Saved data entries
____

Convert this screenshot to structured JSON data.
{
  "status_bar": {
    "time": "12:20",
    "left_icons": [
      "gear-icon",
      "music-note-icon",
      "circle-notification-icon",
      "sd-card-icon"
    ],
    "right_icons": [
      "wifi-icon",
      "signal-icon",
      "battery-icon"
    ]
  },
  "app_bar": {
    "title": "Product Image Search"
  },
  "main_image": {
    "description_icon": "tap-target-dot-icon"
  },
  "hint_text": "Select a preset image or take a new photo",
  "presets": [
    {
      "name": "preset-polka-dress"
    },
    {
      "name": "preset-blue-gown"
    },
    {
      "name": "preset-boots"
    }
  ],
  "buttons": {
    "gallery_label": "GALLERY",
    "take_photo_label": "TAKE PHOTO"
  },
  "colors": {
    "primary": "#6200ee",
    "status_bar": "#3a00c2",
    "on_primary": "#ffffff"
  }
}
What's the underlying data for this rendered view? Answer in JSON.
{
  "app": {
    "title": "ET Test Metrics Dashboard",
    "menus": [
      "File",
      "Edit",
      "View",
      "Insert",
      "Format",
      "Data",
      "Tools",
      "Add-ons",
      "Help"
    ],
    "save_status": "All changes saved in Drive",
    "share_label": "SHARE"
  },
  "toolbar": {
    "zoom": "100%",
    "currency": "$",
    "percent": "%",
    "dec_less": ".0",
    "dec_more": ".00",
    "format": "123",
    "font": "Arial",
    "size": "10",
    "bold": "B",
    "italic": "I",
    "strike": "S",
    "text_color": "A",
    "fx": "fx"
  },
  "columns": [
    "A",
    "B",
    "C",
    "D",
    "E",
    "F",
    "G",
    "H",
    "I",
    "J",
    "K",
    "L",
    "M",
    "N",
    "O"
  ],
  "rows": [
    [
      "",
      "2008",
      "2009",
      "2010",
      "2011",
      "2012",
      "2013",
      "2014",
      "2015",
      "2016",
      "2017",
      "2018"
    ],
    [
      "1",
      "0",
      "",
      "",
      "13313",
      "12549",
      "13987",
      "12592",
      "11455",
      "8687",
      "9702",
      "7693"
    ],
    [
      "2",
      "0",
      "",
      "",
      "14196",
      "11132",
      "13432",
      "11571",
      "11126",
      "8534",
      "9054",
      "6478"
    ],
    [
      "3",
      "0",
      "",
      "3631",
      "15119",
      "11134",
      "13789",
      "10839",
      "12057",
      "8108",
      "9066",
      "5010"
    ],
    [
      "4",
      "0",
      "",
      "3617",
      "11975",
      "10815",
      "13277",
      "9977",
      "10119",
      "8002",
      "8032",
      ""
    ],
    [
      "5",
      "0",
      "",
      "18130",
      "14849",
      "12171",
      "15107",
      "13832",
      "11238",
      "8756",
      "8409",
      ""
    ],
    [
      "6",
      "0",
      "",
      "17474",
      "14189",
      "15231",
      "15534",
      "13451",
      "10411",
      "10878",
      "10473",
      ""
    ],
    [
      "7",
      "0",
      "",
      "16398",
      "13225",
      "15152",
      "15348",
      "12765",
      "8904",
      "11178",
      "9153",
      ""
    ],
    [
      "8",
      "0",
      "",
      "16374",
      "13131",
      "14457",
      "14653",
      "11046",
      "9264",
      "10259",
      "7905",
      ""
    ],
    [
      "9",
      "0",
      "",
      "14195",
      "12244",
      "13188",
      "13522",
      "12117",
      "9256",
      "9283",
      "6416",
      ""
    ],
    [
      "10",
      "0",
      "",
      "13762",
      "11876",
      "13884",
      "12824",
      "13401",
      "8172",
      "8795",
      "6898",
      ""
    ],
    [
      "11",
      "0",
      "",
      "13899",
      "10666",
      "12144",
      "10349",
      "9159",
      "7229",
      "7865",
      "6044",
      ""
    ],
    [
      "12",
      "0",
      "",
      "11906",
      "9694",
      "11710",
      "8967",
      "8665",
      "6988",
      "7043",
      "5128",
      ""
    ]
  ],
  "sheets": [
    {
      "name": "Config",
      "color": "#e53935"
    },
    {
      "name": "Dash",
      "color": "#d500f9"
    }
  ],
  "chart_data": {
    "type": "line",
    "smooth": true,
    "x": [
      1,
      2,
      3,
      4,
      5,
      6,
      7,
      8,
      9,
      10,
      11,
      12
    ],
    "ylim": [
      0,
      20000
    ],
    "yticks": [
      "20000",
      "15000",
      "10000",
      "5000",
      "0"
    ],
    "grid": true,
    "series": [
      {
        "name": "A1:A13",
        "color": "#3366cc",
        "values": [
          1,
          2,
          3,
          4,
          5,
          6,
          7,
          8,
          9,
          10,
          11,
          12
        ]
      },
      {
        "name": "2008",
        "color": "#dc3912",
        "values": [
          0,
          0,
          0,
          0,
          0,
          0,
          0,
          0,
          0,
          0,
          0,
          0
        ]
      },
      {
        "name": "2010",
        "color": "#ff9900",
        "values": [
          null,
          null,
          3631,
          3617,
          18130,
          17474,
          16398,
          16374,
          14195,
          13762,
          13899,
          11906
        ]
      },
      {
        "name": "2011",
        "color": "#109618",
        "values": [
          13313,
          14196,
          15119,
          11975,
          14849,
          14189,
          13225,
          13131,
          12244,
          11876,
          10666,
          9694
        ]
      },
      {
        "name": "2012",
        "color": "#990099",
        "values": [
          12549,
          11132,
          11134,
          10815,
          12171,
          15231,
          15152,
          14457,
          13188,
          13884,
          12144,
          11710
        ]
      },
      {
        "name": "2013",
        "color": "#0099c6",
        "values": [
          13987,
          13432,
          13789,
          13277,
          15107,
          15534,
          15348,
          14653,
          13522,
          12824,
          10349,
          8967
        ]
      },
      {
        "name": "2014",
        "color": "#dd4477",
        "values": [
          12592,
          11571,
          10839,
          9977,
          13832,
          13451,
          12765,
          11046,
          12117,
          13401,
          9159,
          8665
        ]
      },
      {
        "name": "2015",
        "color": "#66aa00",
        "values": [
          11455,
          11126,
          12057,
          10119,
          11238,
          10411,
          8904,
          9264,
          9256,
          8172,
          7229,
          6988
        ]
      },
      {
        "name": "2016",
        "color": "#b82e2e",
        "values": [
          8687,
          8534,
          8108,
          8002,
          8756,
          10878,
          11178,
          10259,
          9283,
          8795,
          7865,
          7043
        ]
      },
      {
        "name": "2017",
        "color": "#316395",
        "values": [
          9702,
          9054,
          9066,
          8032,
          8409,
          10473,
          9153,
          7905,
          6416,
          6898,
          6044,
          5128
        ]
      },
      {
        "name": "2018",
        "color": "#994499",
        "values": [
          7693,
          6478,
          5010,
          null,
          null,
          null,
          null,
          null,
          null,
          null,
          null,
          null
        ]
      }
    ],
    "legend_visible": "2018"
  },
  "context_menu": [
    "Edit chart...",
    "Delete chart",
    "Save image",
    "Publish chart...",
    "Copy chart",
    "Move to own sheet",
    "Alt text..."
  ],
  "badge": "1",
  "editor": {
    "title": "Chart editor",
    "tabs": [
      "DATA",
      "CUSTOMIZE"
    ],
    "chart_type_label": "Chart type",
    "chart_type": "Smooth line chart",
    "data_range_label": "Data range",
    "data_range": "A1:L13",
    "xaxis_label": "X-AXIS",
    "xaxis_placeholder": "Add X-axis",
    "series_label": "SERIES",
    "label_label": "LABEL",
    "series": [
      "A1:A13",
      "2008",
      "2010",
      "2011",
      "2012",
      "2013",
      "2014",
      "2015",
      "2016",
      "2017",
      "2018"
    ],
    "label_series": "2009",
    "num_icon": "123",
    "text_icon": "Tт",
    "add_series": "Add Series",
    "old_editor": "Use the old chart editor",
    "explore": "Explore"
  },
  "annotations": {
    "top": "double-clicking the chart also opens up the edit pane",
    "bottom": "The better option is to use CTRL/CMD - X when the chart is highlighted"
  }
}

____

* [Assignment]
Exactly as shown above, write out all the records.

* [Expected output]
Convert this screenshot to structured JSON data.
{
  "status_bar": {
    "time": "12:20",
    "left_icons": [
      "gear-icon",
      "music-note-icon",
      "circle-notification-icon",
      "sd-card-icon"
    ],
    "right_icons": [
      "wifi-icon",
      "signal-icon",
      "battery-icon"
    ]
  },
  "app_bar": {
    "title": "Product Image Search"
  },
  "main_image": {
    "description_icon": "tap-target-dot-icon"
  },
  "hint_text": "Select a preset image or take a new photo",
  "presets": [
    {
      "name": "preset-polka-dress"
    },
    {
      "name": "preset-blue-gown"
    },
    {
      "name": "preset-boots"
    }
  ],
  "buttons": {
    "gallery_label": "GALLERY",
    "take_photo_label": "TAKE PHOTO"
  },
  "colors": {
    "primary": "#6200ee",
    "status_bar": "#3a00c2",
    "on_primary": "#ffffff"
  }
}
What's the underlying data for this rendered view? Answer in JSON.
{
  "app": {
    "title": "ET Test Metrics Dashboard",
    "menus": [
      "File",
      "Edit",
      "View",
      "Insert",
      "Format",
      "Data",
      "Tools",
      "Add-ons",
      "Help"
    ],
    "save_status": "All changes saved in Drive",
    "share_label": "SHARE"
  },
  "toolbar": {
    "zoom": "100%",
    "currency": "$",
    "percent": "%",
    "dec_less": ".0",
    "dec_more": ".00",
    "format": "123",
    "font": "Arial",
    "size": "10",
    "bold": "B",
    "italic": "I",
    "strike": "S",
    "text_color": "A",
    "fx": "fx"
  },
  "columns": [
    "A",
    "B",
    "C",
    "D",
    "E",
    "F",
    "G",
    "H",
    "I",
    "J",
    "K",
    "L",
    "M",
    "N",
    "O"
  ],
  "rows": [
    [
      "",
      "2008",
      "2009",
      "2010",
      "2011",
      "2012",
      "2013",
      "2014",
      "2015",
      "2016",
      "2017",
      "2018"
    ],
    [
      "1",
      "0",
      "",
      "",
      "13313",
      "12549",
      "13987",
      "12592",
      "11455",
      "8687",
      "9702",
      "7693"
    ],
    [
      "2",
      "0",
      "",
      "",
      "14196",
      "11132",
      "13432",
      "11571",
      "11126",
      "8534",
      "9054",
      "6478"
    ],
    [
      "3",
      "0",
      "",
      "3631",
      "15119",
      "11134",
      "13789",
      "10839",
      "12057",
      "8108",
      "9066",
      "5010"
    ],
    [
      "4",
      "0",
      "",
      "3617",
      "11975",
      "10815",
      "13277",
      "9977",
      "10119",
      "8002",
      "8032",
      ""
    ],
    [
      "5",
      "0",
      "",
      "18130",
      "14849",
      "12171",
      "15107",
      "13832",
      "11238",
      "8756",
      "8409",
      ""
    ],
    [
      "6",
      "0",
      "",
      "17474",
      "14189",
      "15231",
      "15534",
      "13451",
      "10411",
      "10878",
      "10473",
      ""
    ],
    [
      "7",
      "0",
      "",
      "16398",
      "13225",
      "15152",
      "15348",
      "12765",
      "8904",
      "11178",
      "9153",
      ""
    ],
    [
      "8",
      "0",
      "",
      "16374",
      "13131",
      "14457",
      "14653",
      "11046",
      "9264",
      "10259",
      "7905",
      ""
    ],
    [
      "9",
      "0",
      "",
      "14195",
      "12244",
      "13188",
      "13522",
      "12117",
      "9256",
      "9283",
      "6416",
      ""
    ],
    [
      "10",
      "0",
      "",
      "13762",
      "11876",
      "13884",
      "12824",
      "13401",
      "8172",
      "8795",
      "6898",
      ""
    ],
    [
      "11",
      "0",
      "",
      "13899",
      "10666",
      "12144",
      "10349",
      "9159",
      "7229",
      "7865",
      "6044",
      ""
    ],
    [
      "12",
      "0",
      "",
      "11906",
      "9694",
      "11710",
      "8967",
      "8665",
      "6988",
      "7043",
      "5128",
      ""
    ]
  ],
  "sheets": [
    {
      "name": "Config",
      "color": "#e53935"
    },
    {
      "name": "Dash",
      "color": "#d500f9"
    }
  ],
  "chart_data": {
    "type": "line",
    "smooth": true,
    "x": [
      1,
      2,
      3,
      4,
      5,
      6,
      7,
      8,
      9,
      10,
      11,
      12
    ],
    "ylim": [
      0,
      20000
    ],
    "yticks": [
      "20000",
      "15000",
      "10000",
      "5000",
      "0"
    ],
    "grid": true,
    "series": [
      {
        "name": "A1:A13",
        "color": "#3366cc",
        "values": [
          1,
          2,
          3,
          4,
          5,
          6,
          7,
          8,
          9,
          10,
          11,
          12
        ]
      },
      {
        "name": "2008",
        "color": "#dc3912",
        "values": [
          0,
          0,
          0,
          0,
          0,
          0,
          0,
          0,
          0,
          0,
          0,
          0
        ]
      },
      {
        "name": "2010",
        "color": "#ff9900",
        "values": [
          null,
          null,
          3631,
          3617,
          18130,
          17474,
          16398,
          16374,
          14195,
          13762,
          13899,
          11906
        ]
      },
      {
        "name": "2011",
        "color": "#109618",
        "values": [
          13313,
          14196,
          15119,
          11975,
          14849,
          14189,
          13225,
          13131,
          12244,
          11876,
          10666,
          9694
        ]
      },
      {
        "name": "2012",
        "color": "#990099",
        "values": [
          12549,
          11132,
          11134,
          10815,
          12171,
          15231,
          15152,
          14457,
          13188,
          13884,
          12144,
          11710
        ]
      },
      {
        "name": "2013",
        "color": "#0099c6",
        "values": [
          13987,
          13432,
          13789,
          13277,
          15107,
          15534,
          15348,
          14653,
          13522,
          12824,
          10349,
          8967
        ]
      },
      {
        "name": "2014",
        "color": "#dd4477",
        "values": [
          12592,
          11571,
          10839,
          9977,
          13832,
          13451,
          12765,
          11046,
          12117,
          13401,
          9159,
          8665
        ]
      },
      {
        "name": "2015",
        "color": "#66aa00",
        "values": [
          11455,
          11126,
          12057,
          10119,
          11238,
          10411,
          8904,
          9264,
          9256,
          8172,
          7229,
          6988
        ]
      },
      {
        "name": "2016",
        "color": "#b82e2e",
        "values": [
          8687,
          8534,
          8108,
          8002,
          8756,
          10878,
          11178,
          10259,
          9283,
          8795,
          7865,
          7043
        ]
      },
      {
        "name": "2017",
        "color": "#316395",
        "values": [
          9702,
          9054,
          9066,
          8032,
          8409,
          10473,
          9153,
          7905,
          6416,
          6898,
          6044,
          5128
        ]
      },
      {
        "name": "2018",
        "color": "#994499",
        "values": [
          7693,
          6478,
          5010,
          null,
          null,
          null,
          null,
          null,
          null,
          null,
          null,
          null
        ]
      }
    ],
    "legend_visible": "2018"
  },
  "context_menu": [
    "Edit chart...",
    "Delete chart",
    "Save image",
    "Publish chart...",
    "Copy chart",
    "Move to own sheet",
    "Alt text..."
  ],
  "badge": "1",
  "editor": {
    "title": "Chart editor",
    "tabs": [
      "DATA",
      "CUSTOMIZE"
    ],
    "chart_type_label": "Chart type",
    "chart_type": "Smooth line chart",
    "data_range_label": "Data range",
    "data_range": "A1:L13",
    "xaxis_label": "X-AXIS",
    "xaxis_placeholder": "Add X-axis",
    "series_label": "SERIES",
    "label_label": "LABEL",
    "series": [
      "A1:A13",
      "2008",
      "2010",
      "2011",
      "2012",
      "2013",
      "2014",
      "2015",
      "2016",
      "2017",
      "2018"
    ],
    "label_series": "2009",
    "num_icon": "123",
    "text_icon": "Tт",
    "add_series": "Add Series",
    "old_editor": "Use the old chart editor",
    "explore": "Explore"
  },
  "annotations": {
    "top": "double-clicking the chart also opens up the edit pane",
    "bottom": "The better option is to use CTRL/CMD - X when the chart is highlighted"
  }
}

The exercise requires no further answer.